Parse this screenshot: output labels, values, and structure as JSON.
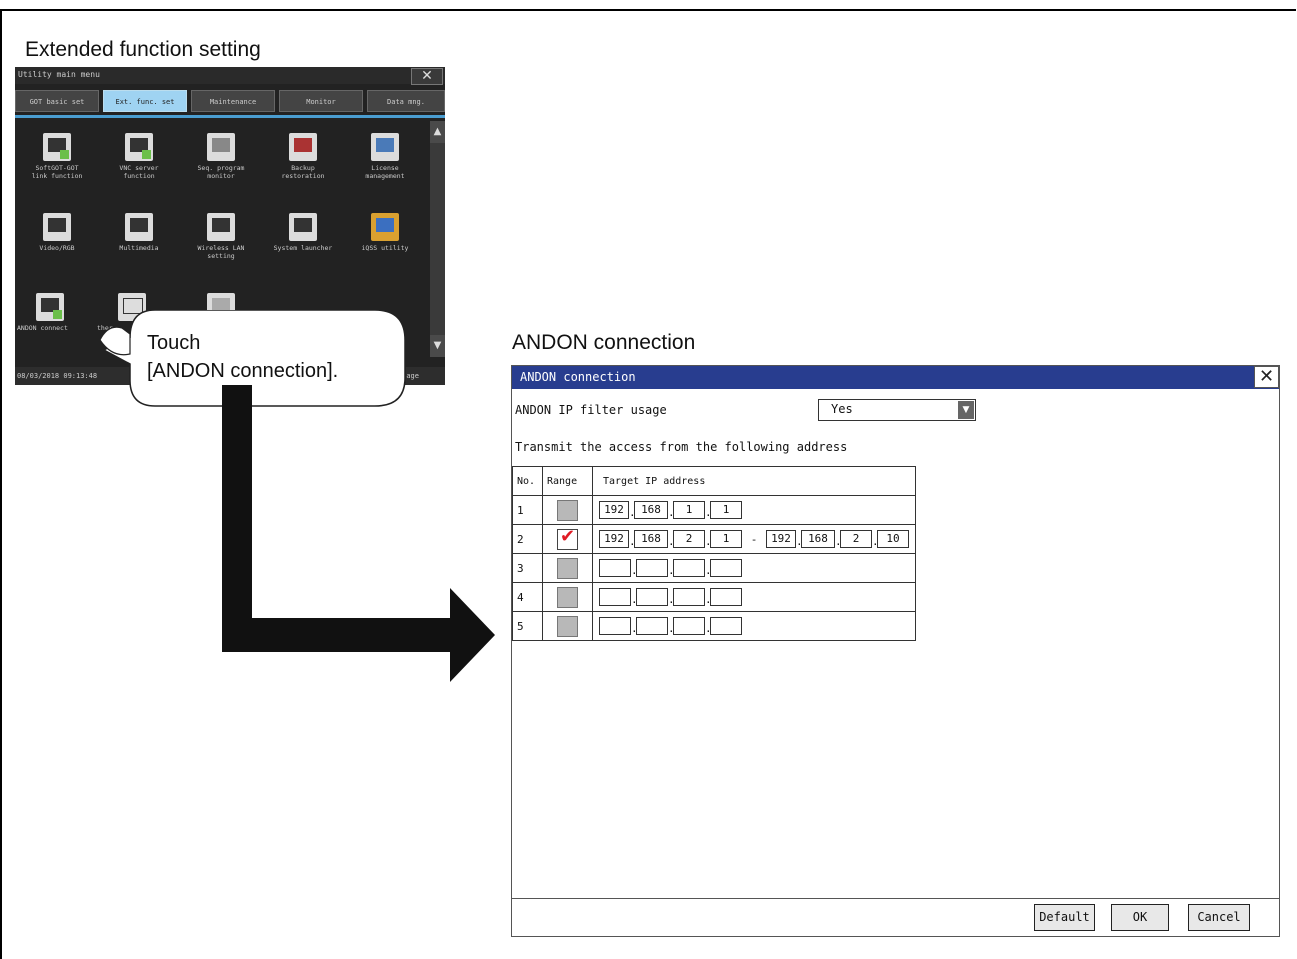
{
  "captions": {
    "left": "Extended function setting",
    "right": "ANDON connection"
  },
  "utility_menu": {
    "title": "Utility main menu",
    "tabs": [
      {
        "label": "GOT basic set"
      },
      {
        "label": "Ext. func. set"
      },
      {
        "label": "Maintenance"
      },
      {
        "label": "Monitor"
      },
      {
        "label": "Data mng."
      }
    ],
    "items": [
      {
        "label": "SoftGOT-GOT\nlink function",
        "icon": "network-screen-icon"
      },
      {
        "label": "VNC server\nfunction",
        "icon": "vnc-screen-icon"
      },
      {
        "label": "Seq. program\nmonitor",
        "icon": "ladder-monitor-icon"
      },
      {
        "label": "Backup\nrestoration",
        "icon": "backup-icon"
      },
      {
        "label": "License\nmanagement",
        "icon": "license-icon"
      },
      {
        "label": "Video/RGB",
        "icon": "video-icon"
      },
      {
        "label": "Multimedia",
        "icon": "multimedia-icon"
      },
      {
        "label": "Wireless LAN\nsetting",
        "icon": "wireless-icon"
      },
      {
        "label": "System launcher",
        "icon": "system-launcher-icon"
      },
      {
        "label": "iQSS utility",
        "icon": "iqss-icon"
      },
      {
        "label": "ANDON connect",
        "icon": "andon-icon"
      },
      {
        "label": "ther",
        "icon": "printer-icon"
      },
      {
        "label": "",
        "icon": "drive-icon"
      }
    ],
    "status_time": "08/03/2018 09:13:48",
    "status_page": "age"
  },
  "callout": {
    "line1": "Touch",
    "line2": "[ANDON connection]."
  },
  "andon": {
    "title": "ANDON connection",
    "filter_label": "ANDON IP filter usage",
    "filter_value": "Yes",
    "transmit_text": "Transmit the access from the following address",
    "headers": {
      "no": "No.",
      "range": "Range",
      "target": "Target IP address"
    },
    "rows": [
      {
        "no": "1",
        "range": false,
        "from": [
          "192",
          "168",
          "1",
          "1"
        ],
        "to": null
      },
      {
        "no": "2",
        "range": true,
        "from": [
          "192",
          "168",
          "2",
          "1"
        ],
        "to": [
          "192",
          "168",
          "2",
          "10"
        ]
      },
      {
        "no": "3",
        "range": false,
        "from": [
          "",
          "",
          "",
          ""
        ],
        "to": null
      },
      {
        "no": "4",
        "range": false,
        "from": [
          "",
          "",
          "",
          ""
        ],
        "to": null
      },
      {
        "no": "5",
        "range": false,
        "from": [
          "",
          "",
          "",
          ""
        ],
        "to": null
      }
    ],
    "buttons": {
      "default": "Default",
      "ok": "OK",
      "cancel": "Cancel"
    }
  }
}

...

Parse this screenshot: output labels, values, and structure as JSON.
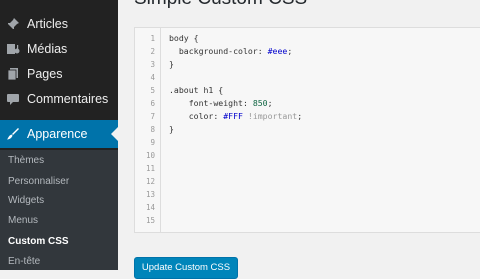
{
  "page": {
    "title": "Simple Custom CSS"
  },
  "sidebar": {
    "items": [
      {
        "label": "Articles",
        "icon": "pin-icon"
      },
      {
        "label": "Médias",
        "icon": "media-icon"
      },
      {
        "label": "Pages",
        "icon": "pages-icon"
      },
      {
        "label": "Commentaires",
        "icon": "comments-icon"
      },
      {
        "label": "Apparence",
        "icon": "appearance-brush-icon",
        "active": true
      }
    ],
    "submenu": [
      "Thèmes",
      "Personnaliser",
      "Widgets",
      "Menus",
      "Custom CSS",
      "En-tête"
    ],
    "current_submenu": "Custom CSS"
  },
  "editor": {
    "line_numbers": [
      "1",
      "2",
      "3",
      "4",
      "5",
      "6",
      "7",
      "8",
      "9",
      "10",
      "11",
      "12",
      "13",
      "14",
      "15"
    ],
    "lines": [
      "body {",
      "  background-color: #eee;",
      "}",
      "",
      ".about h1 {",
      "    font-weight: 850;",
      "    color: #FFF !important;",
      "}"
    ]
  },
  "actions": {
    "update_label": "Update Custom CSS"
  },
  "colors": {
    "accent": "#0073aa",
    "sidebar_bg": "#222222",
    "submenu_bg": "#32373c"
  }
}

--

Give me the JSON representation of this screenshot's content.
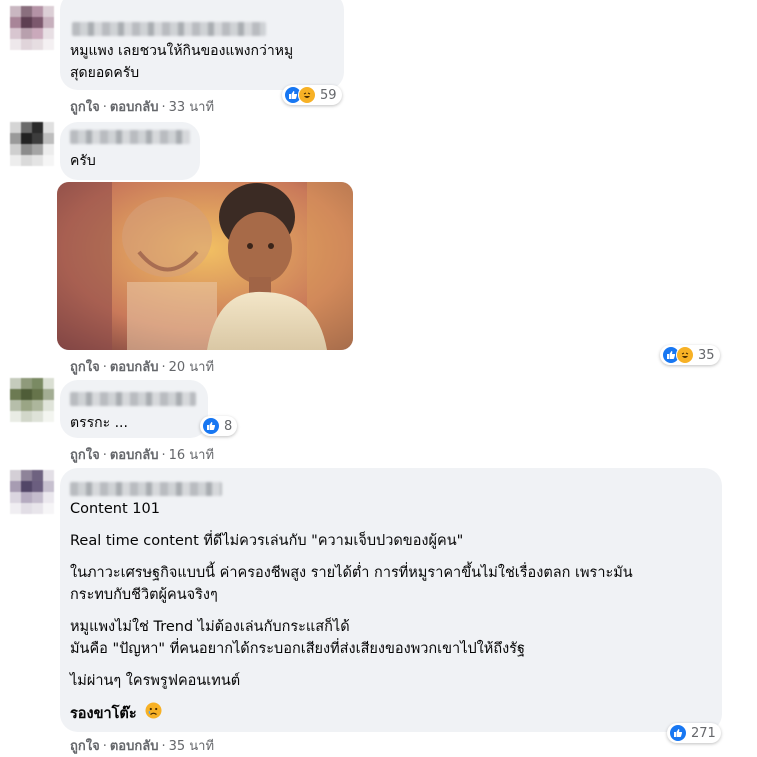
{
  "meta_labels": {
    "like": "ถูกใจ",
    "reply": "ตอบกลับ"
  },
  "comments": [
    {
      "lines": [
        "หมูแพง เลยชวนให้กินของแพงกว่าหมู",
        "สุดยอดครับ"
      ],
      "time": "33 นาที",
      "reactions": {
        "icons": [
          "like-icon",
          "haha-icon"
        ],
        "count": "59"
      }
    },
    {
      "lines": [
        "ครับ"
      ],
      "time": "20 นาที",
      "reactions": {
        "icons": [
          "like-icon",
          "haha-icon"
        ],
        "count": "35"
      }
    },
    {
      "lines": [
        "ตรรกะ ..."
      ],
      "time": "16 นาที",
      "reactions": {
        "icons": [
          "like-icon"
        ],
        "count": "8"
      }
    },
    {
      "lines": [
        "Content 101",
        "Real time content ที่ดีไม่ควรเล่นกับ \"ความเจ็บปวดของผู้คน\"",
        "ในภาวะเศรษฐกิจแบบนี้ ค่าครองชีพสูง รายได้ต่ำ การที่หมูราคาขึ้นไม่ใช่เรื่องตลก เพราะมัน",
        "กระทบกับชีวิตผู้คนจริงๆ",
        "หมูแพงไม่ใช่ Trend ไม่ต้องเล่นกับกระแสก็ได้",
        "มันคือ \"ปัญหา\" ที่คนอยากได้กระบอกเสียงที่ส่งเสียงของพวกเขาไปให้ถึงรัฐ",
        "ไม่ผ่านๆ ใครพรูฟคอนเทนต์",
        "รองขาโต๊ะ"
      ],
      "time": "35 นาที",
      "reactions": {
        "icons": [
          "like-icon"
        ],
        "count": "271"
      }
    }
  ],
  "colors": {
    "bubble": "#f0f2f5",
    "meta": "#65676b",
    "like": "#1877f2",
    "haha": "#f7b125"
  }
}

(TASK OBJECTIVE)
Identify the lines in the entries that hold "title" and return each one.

(THE COMPLETED TASK)
    "title": "Utility main menu",
    "title": "ANDON connection",
    "title": "Simple Custom CSS"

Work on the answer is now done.